[About this task] Could you restate all of the records below exactly, with the pictures left out?

[Information given]
☆ ☆ ☆
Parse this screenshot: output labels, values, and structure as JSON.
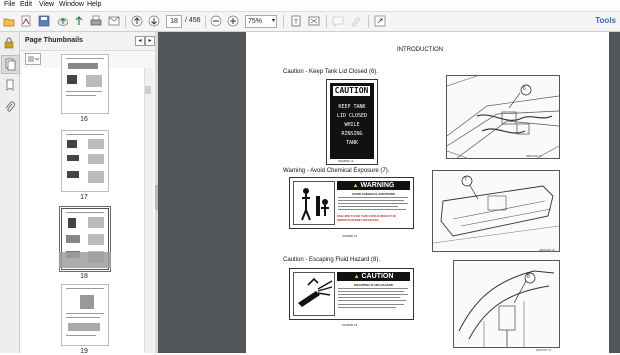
{
  "menu": {
    "file": "File",
    "edit": "Edit",
    "view": "View",
    "window": "Window",
    "help": "Help"
  },
  "toolbar": {
    "current_page": "18",
    "total_pages": "/ 456",
    "zoom": "75%",
    "tools": "Tools"
  },
  "panel": {
    "title": "Page Thumbnails"
  },
  "thumbnails": [
    {
      "label": "16"
    },
    {
      "label": "17"
    },
    {
      "label": "18"
    },
    {
      "label": "19"
    }
  ],
  "document": {
    "heading": "INTRODUCTION",
    "sections": [
      {
        "title": "Caution - Keep Tank Lid Closed (6).",
        "decal_header": "CAUTION",
        "decal_lines": [
          "KEEP TANK",
          "LID CLOSED",
          "WHILE",
          "RINSING",
          "TANK"
        ],
        "decal_caption": "SD0B00        13",
        "photo_caption": "SD0C04        13",
        "callout": "6"
      },
      {
        "title": "Warning - Avoid Chemical Exposure (7).",
        "decal_header": "WARNING",
        "decal_sub": "AVOID CHEMICAL EXPOSURE",
        "decal_red_text": "FAILURE TO DO THIS COULD RESULT IN SERIOUS INJURY OR DEATH.",
        "decal_caption": "SD0B00        14",
        "photo_caption": "SD0C05        15",
        "callout": "7"
      },
      {
        "title": "Caution - Escaping Fluid Hazard (8).",
        "decal_header": "CAUTION",
        "decal_sub": "ESCAPING FLUID HAZARD",
        "decal_caption": "SD0B00        16",
        "photo_caption": "SD0C07        17",
        "callout": "8"
      }
    ]
  }
}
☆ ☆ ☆
[Answer to the problem]
Parse this screenshot: output labels, values, and structure as JSON.
{
  "menu": {
    "file": "File",
    "edit": "Edit",
    "view": "View",
    "window": "Window",
    "help": "Help"
  },
  "toolbar": {
    "current_page": "18",
    "total_pages": "/ 456",
    "zoom": "75%",
    "tools": "Tools"
  },
  "panel": {
    "title": "Page Thumbnails"
  },
  "thumbnails": [
    {
      "label": "16"
    },
    {
      "label": "17"
    },
    {
      "label": "18"
    },
    {
      "label": "19"
    }
  ],
  "document": {
    "heading": "INTRODUCTION",
    "sections": [
      {
        "title": "Caution - Keep Tank Lid Closed (6).",
        "decal_header": "CAUTION",
        "decal_lines": [
          "KEEP TANK",
          "LID CLOSED",
          "WHILE",
          "RINSING",
          "TANK"
        ],
        "decal_caption": "SD0B00        13",
        "photo_caption": "SD0C04        13",
        "callout": "6"
      },
      {
        "title": "Warning - Avoid Chemical Exposure (7).",
        "decal_header": "WARNING",
        "decal_sub": "AVOID CHEMICAL EXPOSURE",
        "decal_red_text": "FAILURE TO DO THIS COULD RESULT IN SERIOUS INJURY OR DEATH.",
        "decal_caption": "SD0B00        14",
        "photo_caption": "SD0C05        15",
        "callout": "7"
      },
      {
        "title": "Caution - Escaping Fluid Hazard (8).",
        "decal_header": "CAUTION",
        "decal_sub": "ESCAPING FLUID HAZARD",
        "decal_caption": "SD0B00        16",
        "photo_caption": "SD0C07        17",
        "callout": "8"
      }
    ]
  }
}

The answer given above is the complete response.